Many people collect Port Ellen, but I don’t really see why it’s so expensive right now. I do get some bottles, but mainly keep for future drinking purpose. Diageo obviously has lots of stocks in hand. Maybe only the first annual release really worth to keep, not only it’s the first batch but also it actually taste a little bit better. I’ve also give up on Bruichladdich, as they just have too many versions. I just talked with Jim McEwan, he referred the distillery as design house, always give something new to the consumers. I still like their whisky a lot, but for drinking purpose only, don’t think it will appreciate too much. Many people probably know even the core range has several edition, which would make collection very difficult and ends with little collectors.
What’s more important to make for a ‘collectable’ bottle? Quality or rarity?
That’s something I’ve be thinking about all the time. Very rare bottles can not have very high market price as it’s rare seen in the market and collectors don’t even know they need to source it out. You need to have some quantity, but it best they have been consumed most before people begin to seek for it. Quality is the basic, but not that important. People do seek for certain very qood quality bottles like Springbank 100 proof, or Lagavulin white horse edition. But that’s only among some anoraks like us. I would say the general quality of the distillery is much more important. In other words, special bottles from famous distillery has better chance to become collectable bottles.
What are your favourite distilleries and why? (on the gustatory POV)
It changed frequently, currently, it’s Ardbeg. Major reason is that our club had hold a tasting for bottles distilled in the 70s. I found it very enjoyable and very complex. One is so powerful and shin but feint out very quickly, one is simple but keep at the peak for a very long time, One is very complex and kept changing no stop. One just need time to open up. And it’s true I like peat. And my long time favorite is Laphroaig 10yo CS.
Which piece of advice would you give to a beginning whisky collector?

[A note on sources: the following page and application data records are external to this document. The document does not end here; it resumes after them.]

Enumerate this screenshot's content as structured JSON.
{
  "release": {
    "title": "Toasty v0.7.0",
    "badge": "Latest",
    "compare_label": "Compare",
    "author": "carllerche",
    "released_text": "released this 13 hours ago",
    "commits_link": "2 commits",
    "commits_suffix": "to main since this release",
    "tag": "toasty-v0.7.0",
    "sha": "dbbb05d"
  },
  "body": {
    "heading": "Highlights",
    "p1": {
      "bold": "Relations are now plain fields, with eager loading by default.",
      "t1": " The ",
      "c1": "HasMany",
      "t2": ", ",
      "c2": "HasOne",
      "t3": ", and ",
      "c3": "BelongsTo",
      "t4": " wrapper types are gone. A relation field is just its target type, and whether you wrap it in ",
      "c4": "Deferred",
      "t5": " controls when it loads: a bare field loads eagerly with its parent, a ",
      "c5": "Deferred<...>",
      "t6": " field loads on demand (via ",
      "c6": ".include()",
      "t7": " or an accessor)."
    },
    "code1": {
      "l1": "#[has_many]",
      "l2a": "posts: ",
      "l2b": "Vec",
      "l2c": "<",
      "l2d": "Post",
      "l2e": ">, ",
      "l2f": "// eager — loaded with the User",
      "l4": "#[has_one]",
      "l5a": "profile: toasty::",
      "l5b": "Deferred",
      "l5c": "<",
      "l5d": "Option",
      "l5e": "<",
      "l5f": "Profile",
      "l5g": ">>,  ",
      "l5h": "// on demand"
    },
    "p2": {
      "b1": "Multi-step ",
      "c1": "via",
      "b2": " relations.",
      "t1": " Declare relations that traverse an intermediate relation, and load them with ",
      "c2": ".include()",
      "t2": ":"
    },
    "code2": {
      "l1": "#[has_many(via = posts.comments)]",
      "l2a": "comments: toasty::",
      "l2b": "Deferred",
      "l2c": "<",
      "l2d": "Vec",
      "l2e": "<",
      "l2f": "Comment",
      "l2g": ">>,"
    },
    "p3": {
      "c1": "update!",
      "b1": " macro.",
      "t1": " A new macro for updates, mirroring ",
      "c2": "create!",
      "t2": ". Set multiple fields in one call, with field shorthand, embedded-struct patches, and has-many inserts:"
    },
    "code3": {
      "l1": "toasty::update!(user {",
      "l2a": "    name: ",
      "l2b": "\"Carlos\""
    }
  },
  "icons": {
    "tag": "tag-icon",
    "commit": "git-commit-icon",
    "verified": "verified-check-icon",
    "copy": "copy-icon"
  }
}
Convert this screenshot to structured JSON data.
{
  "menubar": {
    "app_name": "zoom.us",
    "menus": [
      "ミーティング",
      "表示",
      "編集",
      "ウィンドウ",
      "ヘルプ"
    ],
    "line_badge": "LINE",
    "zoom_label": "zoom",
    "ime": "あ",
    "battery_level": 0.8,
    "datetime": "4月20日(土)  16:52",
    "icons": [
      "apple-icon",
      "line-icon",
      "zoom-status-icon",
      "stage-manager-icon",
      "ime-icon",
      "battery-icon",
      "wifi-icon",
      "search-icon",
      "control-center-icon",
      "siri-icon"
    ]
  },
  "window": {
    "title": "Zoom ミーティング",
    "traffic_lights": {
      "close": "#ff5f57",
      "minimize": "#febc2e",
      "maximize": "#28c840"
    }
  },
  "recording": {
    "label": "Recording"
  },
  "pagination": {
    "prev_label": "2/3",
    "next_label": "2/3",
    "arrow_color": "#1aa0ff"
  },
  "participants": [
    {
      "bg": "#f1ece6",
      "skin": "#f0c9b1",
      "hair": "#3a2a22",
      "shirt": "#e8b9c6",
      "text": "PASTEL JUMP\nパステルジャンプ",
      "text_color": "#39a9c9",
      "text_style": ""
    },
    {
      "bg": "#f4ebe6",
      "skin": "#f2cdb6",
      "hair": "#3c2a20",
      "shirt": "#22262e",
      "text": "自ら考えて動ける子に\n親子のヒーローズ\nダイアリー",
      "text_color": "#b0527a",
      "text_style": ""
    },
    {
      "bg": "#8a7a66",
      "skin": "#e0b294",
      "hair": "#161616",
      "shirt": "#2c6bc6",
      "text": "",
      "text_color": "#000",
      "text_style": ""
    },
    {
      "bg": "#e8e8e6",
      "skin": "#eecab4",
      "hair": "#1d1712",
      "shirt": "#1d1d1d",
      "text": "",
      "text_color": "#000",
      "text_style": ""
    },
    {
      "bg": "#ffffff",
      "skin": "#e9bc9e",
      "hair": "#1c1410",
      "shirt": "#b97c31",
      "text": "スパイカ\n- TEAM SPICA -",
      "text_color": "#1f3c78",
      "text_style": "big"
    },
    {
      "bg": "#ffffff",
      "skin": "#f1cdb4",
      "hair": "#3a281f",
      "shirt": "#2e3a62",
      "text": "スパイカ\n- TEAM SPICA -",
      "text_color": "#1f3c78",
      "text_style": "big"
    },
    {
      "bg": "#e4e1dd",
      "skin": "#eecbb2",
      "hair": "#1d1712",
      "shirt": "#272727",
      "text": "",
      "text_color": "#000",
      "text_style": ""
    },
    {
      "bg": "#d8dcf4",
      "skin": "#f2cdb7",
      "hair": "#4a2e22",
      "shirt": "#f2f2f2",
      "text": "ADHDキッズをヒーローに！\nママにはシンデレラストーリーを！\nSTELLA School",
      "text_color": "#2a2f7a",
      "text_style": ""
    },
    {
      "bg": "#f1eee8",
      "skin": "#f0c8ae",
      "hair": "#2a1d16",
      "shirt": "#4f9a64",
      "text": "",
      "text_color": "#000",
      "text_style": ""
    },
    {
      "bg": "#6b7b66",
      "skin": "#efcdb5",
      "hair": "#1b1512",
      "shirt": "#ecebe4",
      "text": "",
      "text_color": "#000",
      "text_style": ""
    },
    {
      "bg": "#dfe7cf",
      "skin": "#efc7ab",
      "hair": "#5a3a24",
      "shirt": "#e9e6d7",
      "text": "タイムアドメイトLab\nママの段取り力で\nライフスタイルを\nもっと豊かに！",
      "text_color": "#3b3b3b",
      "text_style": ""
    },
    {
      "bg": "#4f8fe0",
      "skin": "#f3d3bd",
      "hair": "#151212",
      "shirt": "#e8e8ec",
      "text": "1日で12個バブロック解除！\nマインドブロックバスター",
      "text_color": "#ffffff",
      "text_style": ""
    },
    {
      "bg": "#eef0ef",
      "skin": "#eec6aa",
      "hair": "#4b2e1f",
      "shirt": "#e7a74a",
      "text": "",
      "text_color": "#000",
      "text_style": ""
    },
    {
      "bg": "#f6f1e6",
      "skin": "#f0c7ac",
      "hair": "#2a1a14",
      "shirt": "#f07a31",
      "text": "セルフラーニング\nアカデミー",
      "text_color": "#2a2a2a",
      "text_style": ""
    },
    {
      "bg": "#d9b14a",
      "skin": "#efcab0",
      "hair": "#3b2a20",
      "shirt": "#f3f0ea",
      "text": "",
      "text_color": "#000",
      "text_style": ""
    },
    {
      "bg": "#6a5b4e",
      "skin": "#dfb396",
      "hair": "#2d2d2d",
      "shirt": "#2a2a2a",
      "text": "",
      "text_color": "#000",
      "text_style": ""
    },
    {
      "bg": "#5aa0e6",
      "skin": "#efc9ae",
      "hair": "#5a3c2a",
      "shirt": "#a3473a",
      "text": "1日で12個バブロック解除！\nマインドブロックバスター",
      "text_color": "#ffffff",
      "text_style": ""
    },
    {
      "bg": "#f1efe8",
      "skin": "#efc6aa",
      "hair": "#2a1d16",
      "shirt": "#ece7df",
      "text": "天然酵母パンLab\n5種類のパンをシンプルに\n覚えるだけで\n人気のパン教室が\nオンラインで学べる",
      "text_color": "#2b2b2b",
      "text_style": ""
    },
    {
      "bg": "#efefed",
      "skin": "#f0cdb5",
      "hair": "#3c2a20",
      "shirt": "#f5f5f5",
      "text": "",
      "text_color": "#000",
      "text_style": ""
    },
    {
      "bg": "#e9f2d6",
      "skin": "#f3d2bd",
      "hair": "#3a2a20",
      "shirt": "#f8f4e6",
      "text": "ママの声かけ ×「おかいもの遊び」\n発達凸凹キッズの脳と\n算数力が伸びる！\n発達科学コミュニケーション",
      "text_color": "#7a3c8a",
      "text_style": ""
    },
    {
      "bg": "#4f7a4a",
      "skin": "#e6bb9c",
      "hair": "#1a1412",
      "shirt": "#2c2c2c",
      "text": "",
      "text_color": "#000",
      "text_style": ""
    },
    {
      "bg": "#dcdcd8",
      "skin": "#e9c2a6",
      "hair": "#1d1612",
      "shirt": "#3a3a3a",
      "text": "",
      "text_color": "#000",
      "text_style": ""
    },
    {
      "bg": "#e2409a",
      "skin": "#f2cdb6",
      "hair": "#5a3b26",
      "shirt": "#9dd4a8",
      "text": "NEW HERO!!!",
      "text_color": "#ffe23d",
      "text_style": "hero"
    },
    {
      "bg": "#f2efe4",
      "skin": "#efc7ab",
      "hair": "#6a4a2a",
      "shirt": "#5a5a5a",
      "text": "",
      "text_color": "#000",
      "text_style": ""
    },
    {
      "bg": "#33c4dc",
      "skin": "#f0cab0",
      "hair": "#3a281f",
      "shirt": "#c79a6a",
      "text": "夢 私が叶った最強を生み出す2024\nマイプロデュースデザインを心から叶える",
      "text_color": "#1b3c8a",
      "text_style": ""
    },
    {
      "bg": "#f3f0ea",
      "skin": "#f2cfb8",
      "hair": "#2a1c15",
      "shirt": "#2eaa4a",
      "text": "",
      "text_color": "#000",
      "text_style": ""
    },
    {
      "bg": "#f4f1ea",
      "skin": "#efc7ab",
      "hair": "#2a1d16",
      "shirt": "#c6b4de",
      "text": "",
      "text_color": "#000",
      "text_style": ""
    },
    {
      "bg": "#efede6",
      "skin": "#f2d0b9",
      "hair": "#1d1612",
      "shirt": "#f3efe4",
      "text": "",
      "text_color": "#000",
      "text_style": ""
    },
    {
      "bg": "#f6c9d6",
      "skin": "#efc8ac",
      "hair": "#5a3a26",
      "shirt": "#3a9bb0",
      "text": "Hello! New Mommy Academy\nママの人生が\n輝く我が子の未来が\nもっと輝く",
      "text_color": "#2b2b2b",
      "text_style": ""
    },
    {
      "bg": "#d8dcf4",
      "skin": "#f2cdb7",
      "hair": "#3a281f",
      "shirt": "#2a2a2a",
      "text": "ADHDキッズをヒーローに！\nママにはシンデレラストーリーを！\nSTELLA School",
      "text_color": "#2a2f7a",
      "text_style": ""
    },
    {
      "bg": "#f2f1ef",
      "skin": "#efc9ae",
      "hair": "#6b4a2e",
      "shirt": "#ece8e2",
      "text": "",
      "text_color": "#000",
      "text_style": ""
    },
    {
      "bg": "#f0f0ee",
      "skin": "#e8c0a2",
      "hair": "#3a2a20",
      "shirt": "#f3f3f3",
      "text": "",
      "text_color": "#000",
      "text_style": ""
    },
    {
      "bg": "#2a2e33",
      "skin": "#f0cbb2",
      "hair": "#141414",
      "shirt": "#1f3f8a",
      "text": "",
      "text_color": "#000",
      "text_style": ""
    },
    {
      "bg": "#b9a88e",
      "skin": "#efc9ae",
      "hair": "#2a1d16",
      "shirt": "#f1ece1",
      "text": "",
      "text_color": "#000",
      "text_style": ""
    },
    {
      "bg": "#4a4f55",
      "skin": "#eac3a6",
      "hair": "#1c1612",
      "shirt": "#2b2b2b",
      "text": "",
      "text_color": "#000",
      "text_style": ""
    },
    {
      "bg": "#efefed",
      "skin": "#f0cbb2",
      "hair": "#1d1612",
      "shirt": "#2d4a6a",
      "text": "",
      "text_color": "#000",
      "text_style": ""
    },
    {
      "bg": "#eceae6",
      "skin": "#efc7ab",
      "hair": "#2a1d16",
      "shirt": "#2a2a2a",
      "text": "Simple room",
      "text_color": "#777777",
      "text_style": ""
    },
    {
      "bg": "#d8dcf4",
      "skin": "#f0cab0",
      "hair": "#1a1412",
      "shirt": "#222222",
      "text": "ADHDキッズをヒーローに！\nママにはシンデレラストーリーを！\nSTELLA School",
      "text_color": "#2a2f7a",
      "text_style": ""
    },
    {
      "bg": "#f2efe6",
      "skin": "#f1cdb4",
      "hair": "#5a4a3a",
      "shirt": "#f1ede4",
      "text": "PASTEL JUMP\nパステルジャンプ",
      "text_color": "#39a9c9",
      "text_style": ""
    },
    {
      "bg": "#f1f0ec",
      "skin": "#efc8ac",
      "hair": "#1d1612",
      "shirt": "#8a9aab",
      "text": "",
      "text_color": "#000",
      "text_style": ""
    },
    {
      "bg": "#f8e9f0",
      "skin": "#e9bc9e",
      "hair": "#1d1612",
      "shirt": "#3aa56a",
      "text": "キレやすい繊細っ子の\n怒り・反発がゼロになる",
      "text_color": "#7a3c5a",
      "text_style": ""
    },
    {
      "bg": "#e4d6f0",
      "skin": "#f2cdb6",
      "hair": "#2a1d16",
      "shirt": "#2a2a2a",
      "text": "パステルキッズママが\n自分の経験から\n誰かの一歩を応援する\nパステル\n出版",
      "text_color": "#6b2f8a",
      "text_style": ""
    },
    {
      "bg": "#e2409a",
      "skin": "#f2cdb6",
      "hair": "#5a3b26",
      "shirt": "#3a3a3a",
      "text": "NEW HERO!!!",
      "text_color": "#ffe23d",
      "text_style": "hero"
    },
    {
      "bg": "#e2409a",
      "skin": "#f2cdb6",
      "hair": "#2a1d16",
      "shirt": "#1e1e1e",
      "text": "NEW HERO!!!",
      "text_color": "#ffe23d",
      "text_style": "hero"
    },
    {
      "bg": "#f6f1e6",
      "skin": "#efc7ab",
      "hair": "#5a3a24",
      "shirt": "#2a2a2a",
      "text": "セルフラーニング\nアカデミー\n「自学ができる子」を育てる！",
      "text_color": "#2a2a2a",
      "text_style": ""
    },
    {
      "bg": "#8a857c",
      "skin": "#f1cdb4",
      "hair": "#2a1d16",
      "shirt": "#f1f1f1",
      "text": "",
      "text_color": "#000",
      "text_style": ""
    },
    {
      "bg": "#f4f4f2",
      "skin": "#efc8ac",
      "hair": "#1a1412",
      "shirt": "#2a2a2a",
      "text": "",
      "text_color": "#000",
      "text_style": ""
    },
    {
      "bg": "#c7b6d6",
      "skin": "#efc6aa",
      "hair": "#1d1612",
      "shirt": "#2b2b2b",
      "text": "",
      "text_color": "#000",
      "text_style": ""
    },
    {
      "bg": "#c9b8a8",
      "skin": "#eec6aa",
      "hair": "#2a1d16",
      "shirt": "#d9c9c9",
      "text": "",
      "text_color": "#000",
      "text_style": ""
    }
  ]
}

Always look at your available cash first. Many people only look at how much potential revenue you can get, but never thought the liquidation problem. Once you bought it, you may never being able to re-sell it. So, only put the money you don’t need on your collections. Don’t look for something famous, it would already very expensive. And most important, only keep the bottles you like, don’t spend your money on something you hate, even you can benefit from it.
Do you think collectors should get worried about fake bottles?
Yes, of course, you certainly don’t want to get fake bottles. I think the only way to avoid it is to buy from reliable source. Always use your common sense, if you feel something not right, then stop immediately.
Do you think eBay (or any other auctions website) is a good thing?
I don’t trust eBay. But things may change. Whiskyauction at the other hand has better knowledge to help prevent fake bottles. But I think price there is way too high, the only positive thing is you can really find some famous rare bottles.
Did you ever regret having started a collection?
Yes, thinking all the time that I’ve put too much money on it. Honestly. Just can’t help.
Can you add a few words about each of the 6 ‘special’ bottles you chose:
- Bruichladdich Academy bottle: only students attend it can get one.
- Smoking Islay for Taiwan SMWA, our first club bottling from a very medical Islay distillery, bottled direct from the cask at 59.7%.
- Balvenie Cask 191, Bottle No. 7, specially signed by David Stewart for me.
- Port Ellen Maltings 21yo, for staff only bottle to celebrate 25 year anniversary of the PE Malting, signed by Charles MacLean.
- Hazelwood 105, first OB release of Kininvie, a gift from my friend Kevin Fong.
- Balvenie Vintage Cask 1951, only 6 bottles released.
Please don’t hesitate to add anything you feel is important, I can always write the questions later ;-)…
Always take a look at any unfamiliar whisky shops(especially old and dirty ones), maybe you’ll come across some rare bottles just by chance.